Long ago, food lore decreed that salting beans during the cooking process to avoid a crunchy, uncooked pot of legumes. I have taken this piece of culinary advice to heart until very recently. When I started exploring bean cookery for this series , I discovered that much of the knowledge I held as truth was wrong. Actually, not necessarily wrong, but there are better ways of cooking beans. Salting beans has always been described as a big "no-no" in a plethora of cookbooks. But after much scientic research (cooking beans with and without salt), I have found this to not be the case.
Food scientists such as Harold McGee from On Food and Cooking, recommend brining the beans (adding salt to the soaking liquid) and then adding salt again during cooking. According to the theory, the salt helps break down the ions in the skin which then allow more water to penetrate the bean and cook them faster. LA Times food editor, Russ Parsons, also agrees (albeit less scientifically), that salting beans in the beginning yields a more flavorful end result. He suggests adding about a teaspoon of salt per every pound of beans. He found that he had to add twice as much salt to an unsalted pot of beans than to the initially salted pot to reach a comparable level of saltiness.

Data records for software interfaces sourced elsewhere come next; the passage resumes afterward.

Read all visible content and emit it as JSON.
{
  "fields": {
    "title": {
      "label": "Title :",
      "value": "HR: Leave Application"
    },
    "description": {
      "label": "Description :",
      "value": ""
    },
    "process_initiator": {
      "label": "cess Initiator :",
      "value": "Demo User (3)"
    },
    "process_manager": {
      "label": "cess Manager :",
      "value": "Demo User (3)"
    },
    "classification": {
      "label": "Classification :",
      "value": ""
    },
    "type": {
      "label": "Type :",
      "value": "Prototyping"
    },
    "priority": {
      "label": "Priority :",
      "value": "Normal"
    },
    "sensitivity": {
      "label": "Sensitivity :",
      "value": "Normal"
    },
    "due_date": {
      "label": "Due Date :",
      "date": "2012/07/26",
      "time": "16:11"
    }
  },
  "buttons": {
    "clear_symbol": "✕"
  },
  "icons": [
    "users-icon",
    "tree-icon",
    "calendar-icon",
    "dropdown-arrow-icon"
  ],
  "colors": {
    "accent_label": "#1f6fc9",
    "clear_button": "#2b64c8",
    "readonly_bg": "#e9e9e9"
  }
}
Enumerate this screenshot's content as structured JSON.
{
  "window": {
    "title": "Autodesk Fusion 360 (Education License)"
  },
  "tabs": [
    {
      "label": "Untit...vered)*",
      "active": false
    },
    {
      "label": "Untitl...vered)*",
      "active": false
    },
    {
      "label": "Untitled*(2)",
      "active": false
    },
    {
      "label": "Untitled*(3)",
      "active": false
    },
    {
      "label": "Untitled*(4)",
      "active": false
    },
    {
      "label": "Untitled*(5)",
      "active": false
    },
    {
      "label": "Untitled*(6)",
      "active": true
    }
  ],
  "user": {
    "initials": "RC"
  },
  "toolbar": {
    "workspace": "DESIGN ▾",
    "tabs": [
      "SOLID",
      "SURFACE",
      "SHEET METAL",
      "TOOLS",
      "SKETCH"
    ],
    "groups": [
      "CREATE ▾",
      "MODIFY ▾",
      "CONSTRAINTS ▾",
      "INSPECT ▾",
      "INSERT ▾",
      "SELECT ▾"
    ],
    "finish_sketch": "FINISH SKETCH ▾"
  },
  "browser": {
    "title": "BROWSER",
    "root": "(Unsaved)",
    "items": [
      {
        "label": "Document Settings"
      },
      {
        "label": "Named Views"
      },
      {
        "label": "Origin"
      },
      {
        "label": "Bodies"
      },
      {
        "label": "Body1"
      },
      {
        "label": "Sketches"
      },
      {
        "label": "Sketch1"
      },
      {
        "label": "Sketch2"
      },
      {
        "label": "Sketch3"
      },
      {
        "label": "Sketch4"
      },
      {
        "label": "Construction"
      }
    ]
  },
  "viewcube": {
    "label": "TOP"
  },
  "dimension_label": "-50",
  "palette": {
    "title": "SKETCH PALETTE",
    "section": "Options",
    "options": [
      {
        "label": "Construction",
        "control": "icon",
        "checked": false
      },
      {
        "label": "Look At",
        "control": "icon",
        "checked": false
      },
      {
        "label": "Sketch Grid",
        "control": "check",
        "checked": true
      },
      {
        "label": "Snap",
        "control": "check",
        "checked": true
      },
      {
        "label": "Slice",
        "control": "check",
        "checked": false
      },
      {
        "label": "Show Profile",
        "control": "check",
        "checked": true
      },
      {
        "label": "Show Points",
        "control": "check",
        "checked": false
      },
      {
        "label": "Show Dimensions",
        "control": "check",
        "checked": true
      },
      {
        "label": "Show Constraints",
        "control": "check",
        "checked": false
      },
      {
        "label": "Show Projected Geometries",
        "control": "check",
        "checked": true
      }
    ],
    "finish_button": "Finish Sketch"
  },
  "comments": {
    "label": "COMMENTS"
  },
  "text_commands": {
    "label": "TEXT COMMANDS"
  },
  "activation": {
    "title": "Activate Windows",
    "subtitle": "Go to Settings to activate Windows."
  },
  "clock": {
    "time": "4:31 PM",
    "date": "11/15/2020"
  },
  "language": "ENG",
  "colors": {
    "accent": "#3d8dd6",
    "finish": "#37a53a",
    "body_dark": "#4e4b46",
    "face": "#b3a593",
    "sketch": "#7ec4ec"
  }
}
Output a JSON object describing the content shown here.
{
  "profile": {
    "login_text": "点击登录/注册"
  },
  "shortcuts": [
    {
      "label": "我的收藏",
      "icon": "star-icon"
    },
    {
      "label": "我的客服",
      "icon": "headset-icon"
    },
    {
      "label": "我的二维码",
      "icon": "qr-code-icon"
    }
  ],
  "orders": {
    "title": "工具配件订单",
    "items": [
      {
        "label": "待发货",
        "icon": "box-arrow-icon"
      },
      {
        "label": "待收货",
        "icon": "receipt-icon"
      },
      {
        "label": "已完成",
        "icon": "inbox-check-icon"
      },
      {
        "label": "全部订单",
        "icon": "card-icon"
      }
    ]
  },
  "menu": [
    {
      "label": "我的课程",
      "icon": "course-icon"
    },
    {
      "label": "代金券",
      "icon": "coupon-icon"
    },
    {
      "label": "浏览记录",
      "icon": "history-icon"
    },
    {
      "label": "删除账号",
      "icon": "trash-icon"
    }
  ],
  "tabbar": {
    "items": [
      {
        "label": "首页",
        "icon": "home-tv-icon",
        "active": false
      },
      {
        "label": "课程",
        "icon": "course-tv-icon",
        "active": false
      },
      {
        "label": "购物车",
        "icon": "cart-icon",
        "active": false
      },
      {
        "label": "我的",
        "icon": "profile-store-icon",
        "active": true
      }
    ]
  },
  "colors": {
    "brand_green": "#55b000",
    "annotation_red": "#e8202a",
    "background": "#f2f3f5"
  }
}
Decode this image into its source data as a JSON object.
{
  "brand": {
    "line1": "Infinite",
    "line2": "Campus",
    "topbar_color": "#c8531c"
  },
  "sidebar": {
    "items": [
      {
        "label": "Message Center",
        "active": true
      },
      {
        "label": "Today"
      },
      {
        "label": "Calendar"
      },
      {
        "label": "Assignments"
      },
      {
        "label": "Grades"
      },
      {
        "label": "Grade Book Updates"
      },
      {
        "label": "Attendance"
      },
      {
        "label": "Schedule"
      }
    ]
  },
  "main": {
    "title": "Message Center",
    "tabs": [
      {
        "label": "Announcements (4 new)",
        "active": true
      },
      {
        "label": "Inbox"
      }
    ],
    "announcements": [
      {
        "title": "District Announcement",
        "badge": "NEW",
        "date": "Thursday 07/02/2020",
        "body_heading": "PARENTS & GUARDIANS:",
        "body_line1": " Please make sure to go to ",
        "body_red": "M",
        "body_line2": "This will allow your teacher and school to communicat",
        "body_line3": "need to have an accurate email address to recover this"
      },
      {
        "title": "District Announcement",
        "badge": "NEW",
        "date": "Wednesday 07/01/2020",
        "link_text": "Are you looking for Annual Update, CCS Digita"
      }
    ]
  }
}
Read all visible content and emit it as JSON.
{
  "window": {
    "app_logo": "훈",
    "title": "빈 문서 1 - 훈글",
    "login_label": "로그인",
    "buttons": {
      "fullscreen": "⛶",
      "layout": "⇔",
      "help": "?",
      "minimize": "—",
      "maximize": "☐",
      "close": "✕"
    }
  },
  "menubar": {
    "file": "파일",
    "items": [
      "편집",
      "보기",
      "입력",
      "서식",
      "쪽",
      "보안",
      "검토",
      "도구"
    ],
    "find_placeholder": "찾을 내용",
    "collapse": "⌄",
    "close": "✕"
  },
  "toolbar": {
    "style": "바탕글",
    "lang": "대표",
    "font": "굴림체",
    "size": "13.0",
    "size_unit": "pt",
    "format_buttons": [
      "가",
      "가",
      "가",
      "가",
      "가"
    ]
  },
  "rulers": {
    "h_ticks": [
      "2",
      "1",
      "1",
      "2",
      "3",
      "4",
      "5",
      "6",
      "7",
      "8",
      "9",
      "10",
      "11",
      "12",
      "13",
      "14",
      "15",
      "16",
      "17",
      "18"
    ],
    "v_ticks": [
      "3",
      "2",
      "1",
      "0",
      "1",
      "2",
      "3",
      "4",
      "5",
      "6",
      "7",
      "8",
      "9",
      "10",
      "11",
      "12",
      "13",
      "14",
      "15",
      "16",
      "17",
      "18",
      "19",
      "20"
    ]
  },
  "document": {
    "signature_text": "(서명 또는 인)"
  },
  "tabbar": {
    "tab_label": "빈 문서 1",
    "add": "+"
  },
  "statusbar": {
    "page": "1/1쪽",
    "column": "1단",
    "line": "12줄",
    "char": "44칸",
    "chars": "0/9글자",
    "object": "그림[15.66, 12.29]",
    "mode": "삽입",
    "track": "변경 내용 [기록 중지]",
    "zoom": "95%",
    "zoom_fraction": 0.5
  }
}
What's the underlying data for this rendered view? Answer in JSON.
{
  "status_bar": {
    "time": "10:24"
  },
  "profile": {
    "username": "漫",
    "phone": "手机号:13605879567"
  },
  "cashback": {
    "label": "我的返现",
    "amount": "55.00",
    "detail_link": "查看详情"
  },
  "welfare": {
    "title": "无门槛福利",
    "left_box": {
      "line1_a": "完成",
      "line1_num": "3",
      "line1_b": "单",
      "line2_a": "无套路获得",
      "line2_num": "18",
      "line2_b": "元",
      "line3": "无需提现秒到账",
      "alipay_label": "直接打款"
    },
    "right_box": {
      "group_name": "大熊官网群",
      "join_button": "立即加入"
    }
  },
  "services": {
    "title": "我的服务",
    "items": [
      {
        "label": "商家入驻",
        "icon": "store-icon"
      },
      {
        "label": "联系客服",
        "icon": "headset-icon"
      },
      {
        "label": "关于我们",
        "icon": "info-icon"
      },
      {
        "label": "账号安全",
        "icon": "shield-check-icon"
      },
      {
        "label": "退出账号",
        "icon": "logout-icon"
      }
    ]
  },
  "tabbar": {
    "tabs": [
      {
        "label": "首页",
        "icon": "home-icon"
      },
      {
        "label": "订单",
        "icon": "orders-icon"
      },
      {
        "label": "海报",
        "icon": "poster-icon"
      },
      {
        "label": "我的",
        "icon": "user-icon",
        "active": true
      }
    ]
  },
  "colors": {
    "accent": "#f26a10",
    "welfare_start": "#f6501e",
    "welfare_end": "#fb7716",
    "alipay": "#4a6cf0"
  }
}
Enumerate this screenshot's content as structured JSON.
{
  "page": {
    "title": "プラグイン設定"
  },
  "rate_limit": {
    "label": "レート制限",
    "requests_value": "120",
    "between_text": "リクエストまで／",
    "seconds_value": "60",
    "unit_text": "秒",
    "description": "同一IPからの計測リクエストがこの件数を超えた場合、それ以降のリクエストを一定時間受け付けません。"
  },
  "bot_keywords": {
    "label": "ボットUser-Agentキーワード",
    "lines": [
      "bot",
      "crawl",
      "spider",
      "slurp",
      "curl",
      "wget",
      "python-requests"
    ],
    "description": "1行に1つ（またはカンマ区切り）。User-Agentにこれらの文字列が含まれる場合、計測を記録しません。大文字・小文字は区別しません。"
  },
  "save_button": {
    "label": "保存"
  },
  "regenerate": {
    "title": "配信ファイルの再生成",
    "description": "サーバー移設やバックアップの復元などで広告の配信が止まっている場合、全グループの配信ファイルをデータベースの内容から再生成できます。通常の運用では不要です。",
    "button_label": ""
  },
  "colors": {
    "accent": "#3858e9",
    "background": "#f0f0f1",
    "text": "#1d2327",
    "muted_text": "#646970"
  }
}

So if salt isn't the culprit to hard beans, than what is? Hard water and acidic ingredients (like tomatoes and lemons) can be blamed but mostly it is cooking with old beans that have been dried for just a bit too long. Do your own experiment and hopefully you will find the results as surprising as I did.